I’d set the TV at home to record that game. Susan and I planned to watch it after dinner. But when I sat down and turned on the set an hour ago, the dreaded “No signal” message floated across the screen.
After rebooting a half dozen times, to no avail, I printed out the Sunday New York Times crossword from the computer and called customer support. From experience, I figured I could solve half the puzzle while on hold.
As I went to print out the crossword, I noticed the computer was without power. It was then that Susan told me there’d been a brief outage earlier in the day – a matter of seconds. Just enough to require a resetting of all the clocks, mess up the sprinkler system, and … fry the TV?
My helpful technician, Roger, spoke very good English. But his accent plus the need to have him on speakerphone, so I could follow his instructions, presented issues. He had to say several things more than once.

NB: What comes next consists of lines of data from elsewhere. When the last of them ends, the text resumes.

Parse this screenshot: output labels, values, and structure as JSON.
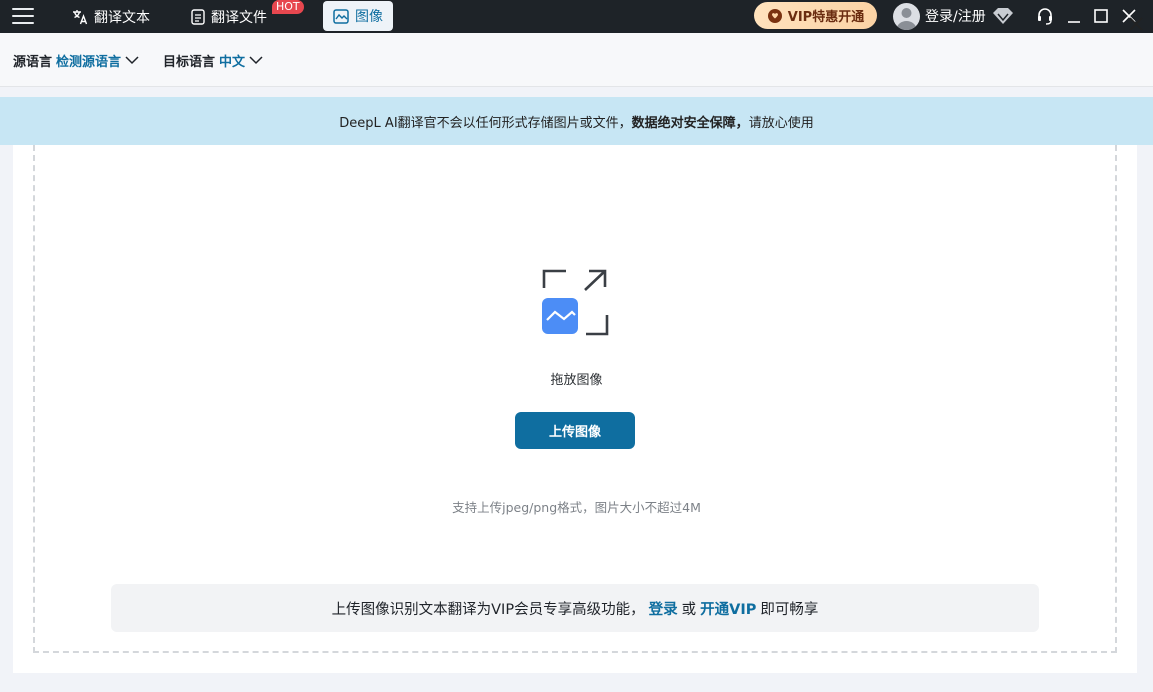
{
  "topbar": {
    "tabs": [
      {
        "label": "翻译文本",
        "icon": "translate-icon"
      },
      {
        "label": "翻译文件",
        "icon": "document-icon",
        "badge": "HOT"
      },
      {
        "label": "图像",
        "icon": "image-icon",
        "active": true
      }
    ],
    "vip_label": "VIP特惠开通",
    "user_label": "登录/注册"
  },
  "langbar": {
    "source_label": "源语言",
    "source_value": "检测源语言",
    "target_label": "目标语言",
    "target_value": "中文"
  },
  "notice": {
    "text_before": "DeepL AI翻译官不会以任何形式存储图片或文件，",
    "text_bold": "数据绝对安全保障，",
    "text_after": "请放心使用"
  },
  "upload": {
    "drop_text": "拖放图像",
    "button_label": "上传图像",
    "hint": "支持上传jpeg/png格式，图片大小不超过4M"
  },
  "vip_note": {
    "text": "上传图像识别文本翻译为VIP会员专享高级功能，",
    "login_link": "登录",
    "or": "或",
    "vip_link": "开通VIP",
    "suffix": "即可畅享"
  },
  "colors": {
    "accent": "#0f6ea0",
    "topbar_bg": "#1e2328",
    "notice_bg": "#c7e6f4",
    "hot_badge": "#e7474f"
  }
}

Roger talked me through what seemed to be tantamount to a reboot … times three. Before calling him, I’d unplugged the main cord from the wall, waited thirty seconds, then plugged it back in. He had me disconnect the power cord from the (company’s name omitted) “box,” count to 10, reconnect the cord, then look for three dots on the TV screen.
“I found them!” I shouted excitedly the first time.

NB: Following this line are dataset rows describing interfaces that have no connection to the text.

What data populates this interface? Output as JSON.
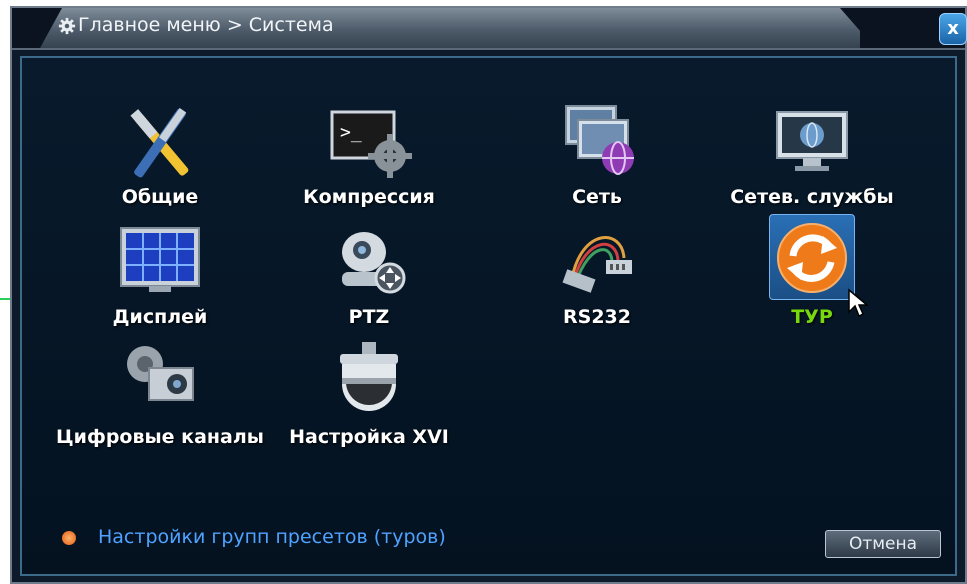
{
  "window": {
    "title": "Главное меню > Система",
    "close_label": "x"
  },
  "items": [
    {
      "label": "Общие",
      "icon": "tools-icon"
    },
    {
      "label": "Компрессия",
      "icon": "terminal-gear-icon"
    },
    {
      "label": "Сеть",
      "icon": "network-monitors-icon"
    },
    {
      "label": "Сетев. службы",
      "icon": "globe-monitor-icon"
    },
    {
      "label": "Дисплей",
      "icon": "display-grid-icon"
    },
    {
      "label": "PTZ",
      "icon": "ptz-camera-icon"
    },
    {
      "label": "RS232",
      "icon": "serial-cable-icon"
    },
    {
      "label": "ТУР",
      "icon": "refresh-icon",
      "active": true
    },
    {
      "label": "Цифровые каналы",
      "icon": "digital-camera-icon"
    },
    {
      "label": "Настройка XVI",
      "icon": "dome-camera-icon"
    }
  ],
  "info_text": "Настройки групп пресетов (туров)",
  "cancel_label": "Отмена",
  "colors": {
    "active_label": "#77d80e",
    "info_text": "#4fa2ff",
    "panel_bg": "#041220"
  }
}
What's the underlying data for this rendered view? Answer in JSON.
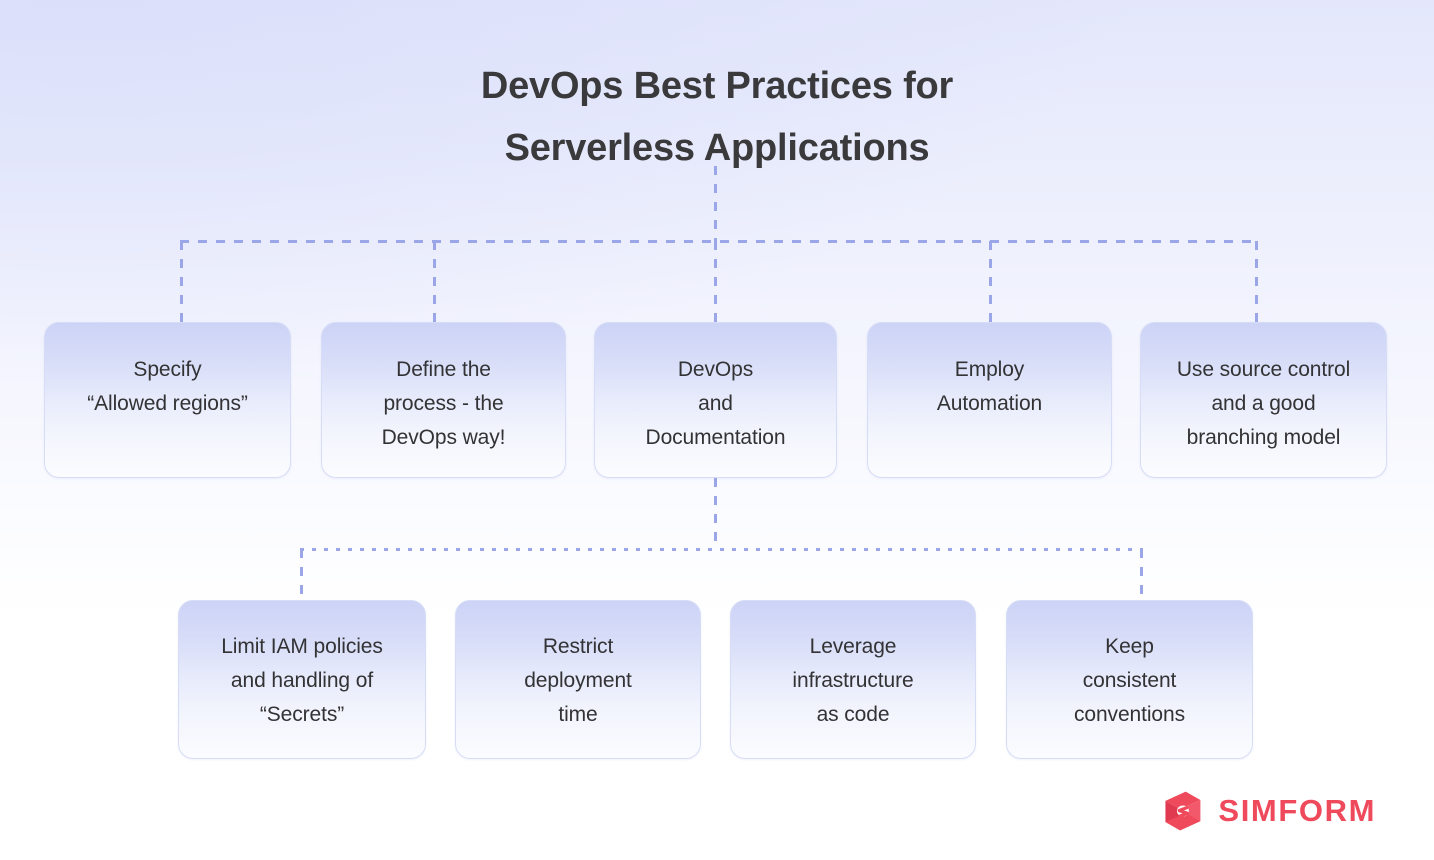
{
  "title": {
    "line1": "DevOps Best Practices for",
    "line2": "Serverless Applications",
    "color": "#3a3a3c"
  },
  "diagram_data": {
    "type": "tree-diagram",
    "orientation": "top-down",
    "connector_style": "dashed",
    "connector_color": "#9aa6e8",
    "node_fill_top": "#ccd3f6",
    "node_fill_bottom": "#fbfcff",
    "node_border": "#d7ddf7",
    "node_text_color": "#333335",
    "levels": [
      {
        "level": 1,
        "name": "root",
        "label": "DevOps Best Practices for Serverless Applications"
      },
      {
        "level": 2,
        "name": "primary-practices",
        "nodes": [
          {
            "id": "specify-allowed-regions",
            "label": "Specify\n“Allowed regions”"
          },
          {
            "id": "define-the-process",
            "label": "Define the\nprocess - the\nDevOps way!"
          },
          {
            "id": "devops-and-documentation",
            "label": "DevOps\nand\nDocumentation"
          },
          {
            "id": "employ-automation",
            "label": "Employ\nAutomation"
          },
          {
            "id": "use-source-control",
            "label": "Use source control\nand a good\nbranching model"
          }
        ]
      },
      {
        "level": 3,
        "name": "secondary-practices",
        "parent": "devops-and-documentation",
        "nodes": [
          {
            "id": "limit-iam-policies",
            "label": "Limit IAM policies\nand handling of\n“Secrets”"
          },
          {
            "id": "restrict-deployment-time",
            "label": "Restrict\ndeployment\ntime"
          },
          {
            "id": "leverage-infrastructure-as-code",
            "label": "Leverage\ninfrastructure\nas code"
          },
          {
            "id": "keep-consistent-conventions",
            "label": "Keep\nconsistent\nconventions"
          }
        ]
      }
    ]
  },
  "branding": {
    "logo_name": "simform-logo",
    "wordmark": "SIMFORM",
    "color": "#ef4a5c"
  }
}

“Okay, disconnect the cord again.” After I did this three times, Roger said, “Now we wait three to five minutes.”
By the end of the fifth minute, I’d finished the crossword. On the screen was the company’s logo, with a little circle that, ominously, was not spinning. That’s when he gave me the news that he was going to ship me a replacement box. “It should arrive on Tuesday.”

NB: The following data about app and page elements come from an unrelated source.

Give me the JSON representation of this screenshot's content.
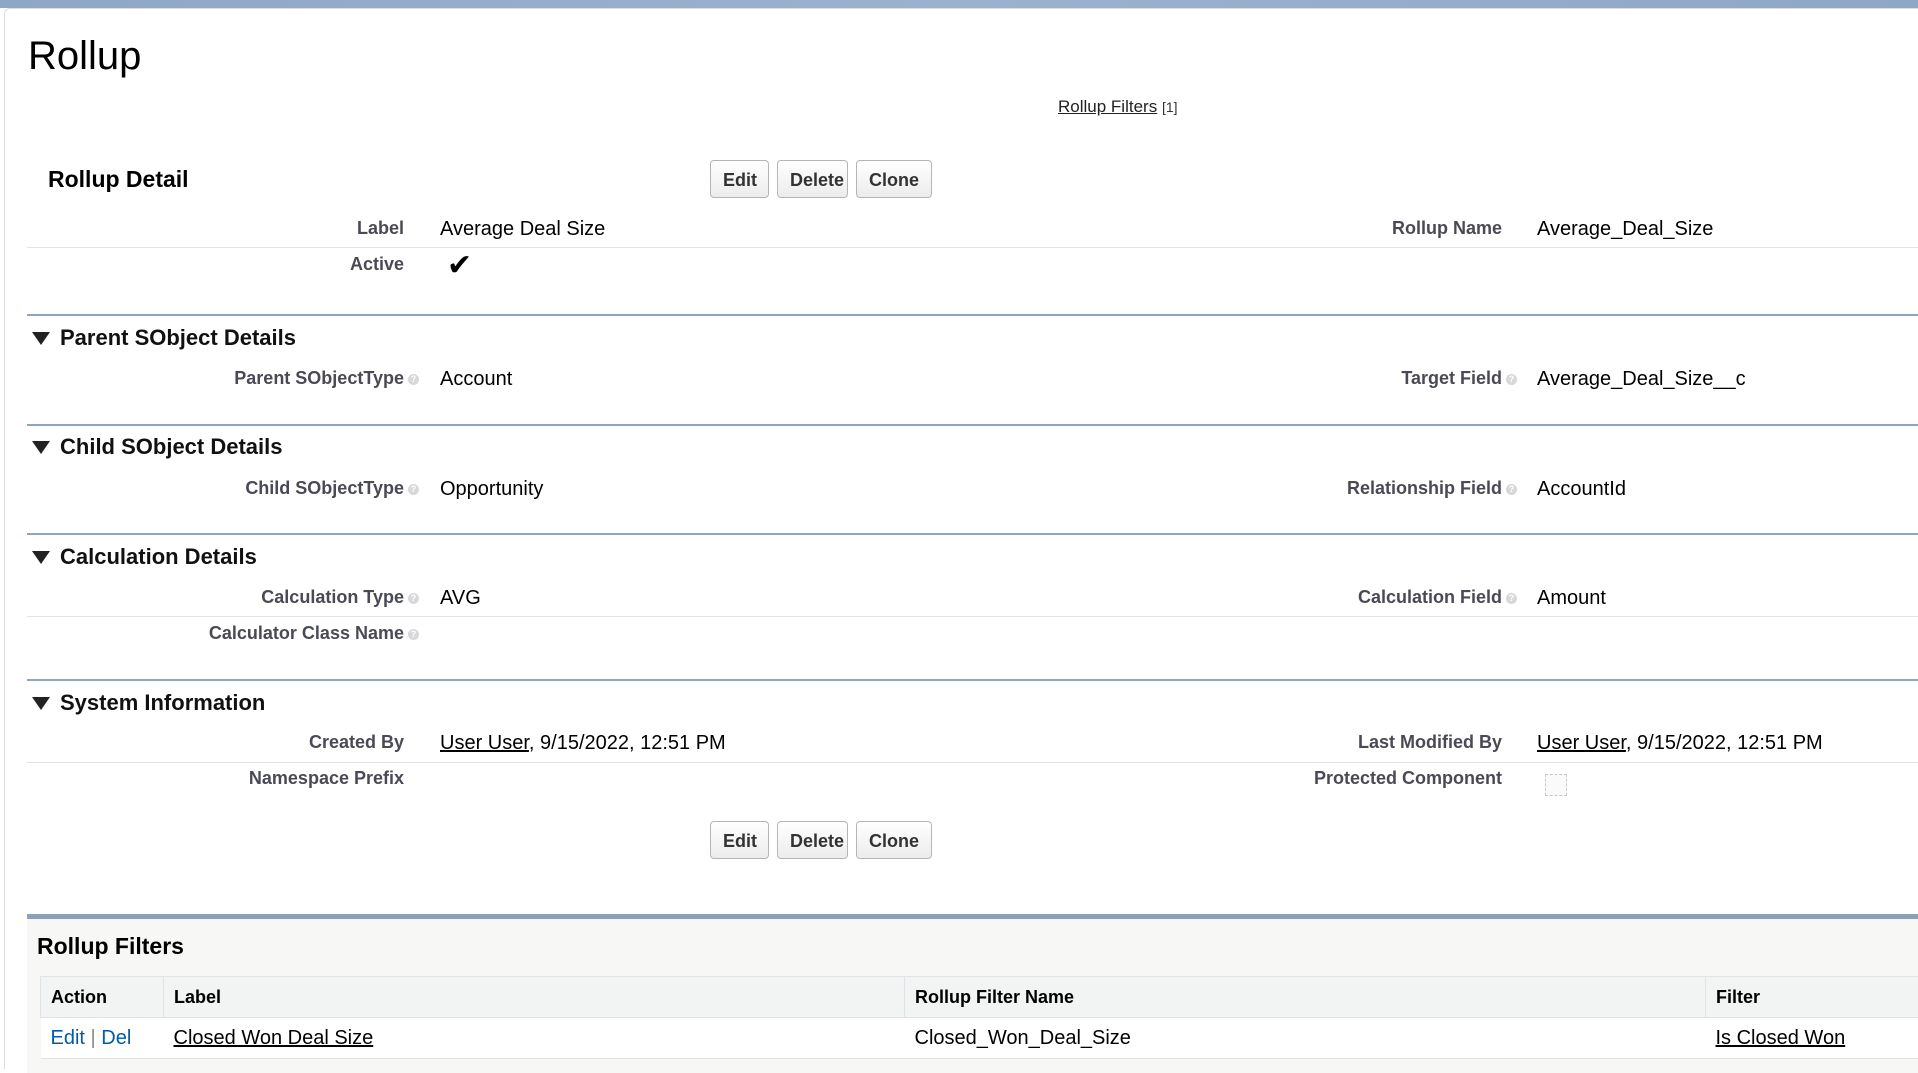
{
  "header": {
    "title": "Rollup",
    "related_link": {
      "label": "Rollup Filters",
      "count": "[1]"
    }
  },
  "detail": {
    "title": "Rollup Detail",
    "buttons": {
      "edit": "Edit",
      "delete": "Delete",
      "clone": "Clone"
    },
    "fields": {
      "label": {
        "label": "Label",
        "value": "Average Deal Size"
      },
      "rollup_name": {
        "label": "Rollup Name",
        "value": "Average_Deal_Size"
      },
      "active": {
        "label": "Active",
        "checked": true
      }
    }
  },
  "sections": {
    "parent": {
      "title": "Parent SObject Details",
      "fields": {
        "parent_sobject_type": {
          "label": "Parent SObjectType",
          "value": "Account"
        },
        "target_field": {
          "label": "Target Field",
          "value": "Average_Deal_Size__c"
        }
      }
    },
    "child": {
      "title": "Child SObject Details",
      "fields": {
        "child_sobject_type": {
          "label": "Child SObjectType",
          "value": "Opportunity"
        },
        "relationship_field": {
          "label": "Relationship Field",
          "value": "AccountId"
        }
      }
    },
    "calculation": {
      "title": "Calculation Details",
      "fields": {
        "calculation_type": {
          "label": "Calculation Type",
          "value": "AVG"
        },
        "calculation_field": {
          "label": "Calculation Field",
          "value": "Amount"
        },
        "calculator_class_name": {
          "label": "Calculator Class Name",
          "value": ""
        }
      }
    },
    "system": {
      "title": "System Information",
      "fields": {
        "created_by": {
          "label": "Created By",
          "user": "User User",
          "datetime": ", 9/15/2022, 12:51 PM"
        },
        "last_modified_by": {
          "label": "Last Modified By",
          "user": "User User",
          "datetime": ", 9/15/2022, 12:51 PM"
        },
        "namespace_prefix": {
          "label": "Namespace Prefix",
          "value": ""
        },
        "protected_component": {
          "label": "Protected Component",
          "checked": false
        }
      }
    }
  },
  "rollup_filters": {
    "title": "Rollup Filters",
    "columns": [
      "Action",
      "Label",
      "Rollup Filter Name",
      "Filter"
    ],
    "rows": [
      {
        "action_edit": "Edit",
        "action_sep": "|",
        "action_del": "Del",
        "label": "Closed Won Deal Size",
        "name": "Closed_Won_Deal_Size",
        "filter": "Is Closed Won"
      }
    ]
  },
  "icons": {
    "help": "help-icon",
    "collapse": "triangle-down-icon",
    "check": "checkmark-icon"
  },
  "colors": {
    "section_rule": "#8fa3c2",
    "related_list_rule": "#8e9fb8",
    "action_link": "#015ba7",
    "top_bar": "#8fa7c6"
  }
}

“You’re kidding me, Roger. Right?”
“No, Victor. I am not kidding.” He said he must load my unique information into the new box. This procedure, he said, “must take place here.” I didn’t ask where “here” is. It’s enough for me to know “here” is not where I am. Where I’d been hoping to watch golf and football and “Breaking Bad” and “Masterpiece Mystery” tomorrow. And something else on Monday.
“Roger,” I said, “your company has stores in Arkansas. Why can’t you transmit that data to a box at the West Little Rock location, where I can pick it up tomorrow?”
“Victor, I agree with you. But it is not done that way.”
Checking online, I saw that my football team blew a big lead in the fourth quarter, losing a heartbreaker. An appropriate end to the day.
Vic Fleming is a district court judge in Little Rock, Ark., where he also teaches at the William H. Bowen School of Law. Contact him at firstname.lastname@example.org.